This isn’t something that’s entirely new for Murray. The 23-year-old has often finished seasons stronger than he starts.
His first 10 games this year included a pair of 30-point outbursts against the Suns and Timberwolves, but Murray struggled on Denver’s latest road trip. He scored in single-digits (9) at the Knicks, and one night later, Murray needed 20 shots to score 20 points in a loss at the Nets — while appearing to nurse an injury.
The issue might have stemmed from an in-game collision Murray with Houston Rockets forward Jae’Sean Tate on Dec. 28. Murray slammed into the floor and clutched the back of his head. He missed Denver’s next matchup at the Sacramento Kings with a reported elbow contusion.
Murray’s play has been erratic ever since with solid, but unspectacular averages over his 10 games played of 19.7 points (47% shooting), 3.8 assists, 2 turnovers and 2.9 rebounds per game. It is imperative that Murray finds consistency if the Nuggets are to break out of their sub-.500 slump and establish themselves as legit NBA title contenders once again.
But it’s not all on Murray’s shoulders to improve.

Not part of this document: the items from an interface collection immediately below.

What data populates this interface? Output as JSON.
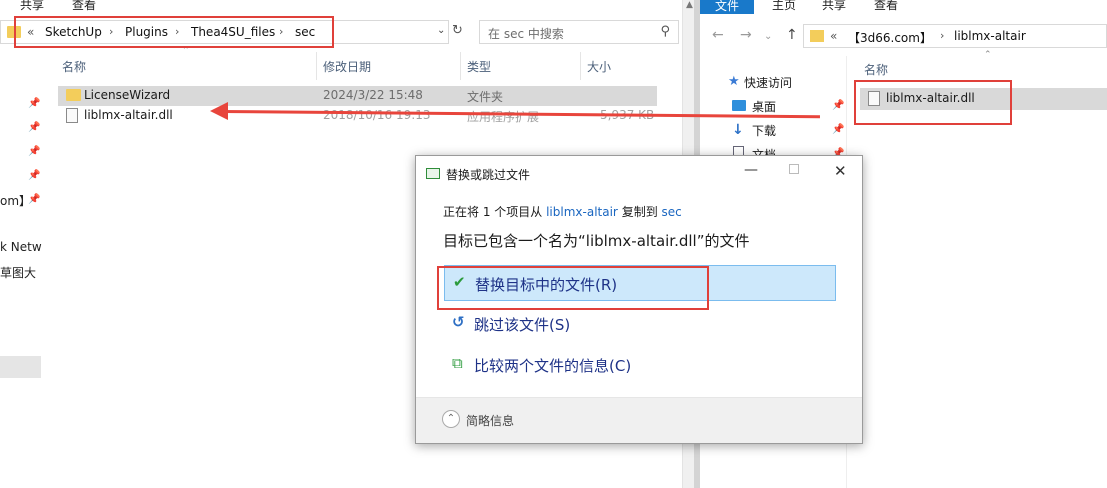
{
  "left": {
    "ribbon_tabs": [
      "共享",
      "查看"
    ],
    "breadcrumb_prefix": "«",
    "breadcrumbs": [
      "SketchUp",
      "Plugins",
      "Thea4SU_files",
      "sec"
    ],
    "search_placeholder": "在 sec 中搜索",
    "columns": [
      "名称",
      "修改日期",
      "类型",
      "大小"
    ],
    "files": [
      {
        "name": "LicenseWizard",
        "date": "2024/3/22 15:48",
        "type": "文件夹",
        "size": ""
      },
      {
        "name": "liblmx-altair.dll",
        "date": "2018/10/16 19:13",
        "type": "应用程序扩展",
        "size": "5,937 KB"
      }
    ],
    "nav_fragments": [
      "om】",
      "k Netw",
      "草图大"
    ]
  },
  "right": {
    "ribbon_tabs": [
      "文件",
      "主页",
      "共享",
      "查看"
    ],
    "breadcrumb_prefix": "«",
    "breadcrumbs": [
      "【3d66.com】",
      "liblmx-altair"
    ],
    "column": "名称",
    "nav": [
      "快速访问",
      "桌面",
      "下载",
      "文档"
    ],
    "files": [
      {
        "name": "liblmx-altair.dll"
      }
    ]
  },
  "dialog": {
    "title": "替换或跳过文件",
    "copy_prefix": "正在将 1 个项目从",
    "copy_src": "liblmx-altair",
    "copy_mid": "复制到",
    "copy_dst": "sec",
    "heading": "目标已包含一个名为“liblmx-altair.dll”的文件",
    "options": [
      {
        "label": "替换目标中的文件(R)"
      },
      {
        "label": "跳过该文件(S)"
      },
      {
        "label": "比较两个文件的信息(C)"
      }
    ],
    "details_label": "简略信息"
  },
  "colors": {
    "accent": "#1979ca",
    "annotation_red": "#e0403a",
    "selected_option": "#cde8fb"
  }
}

“We need to find ways to help Jamal, to be more aggressive, more productive, and to go out there and give us that All-Star caliber player we know he’s capable of,” Malone said. “I’m definitely sure (Murray’s elbow) is bothering him. But I don’t think it’s anything he can’t play through, because he’s one of the tougher guys I’ve ever coached.”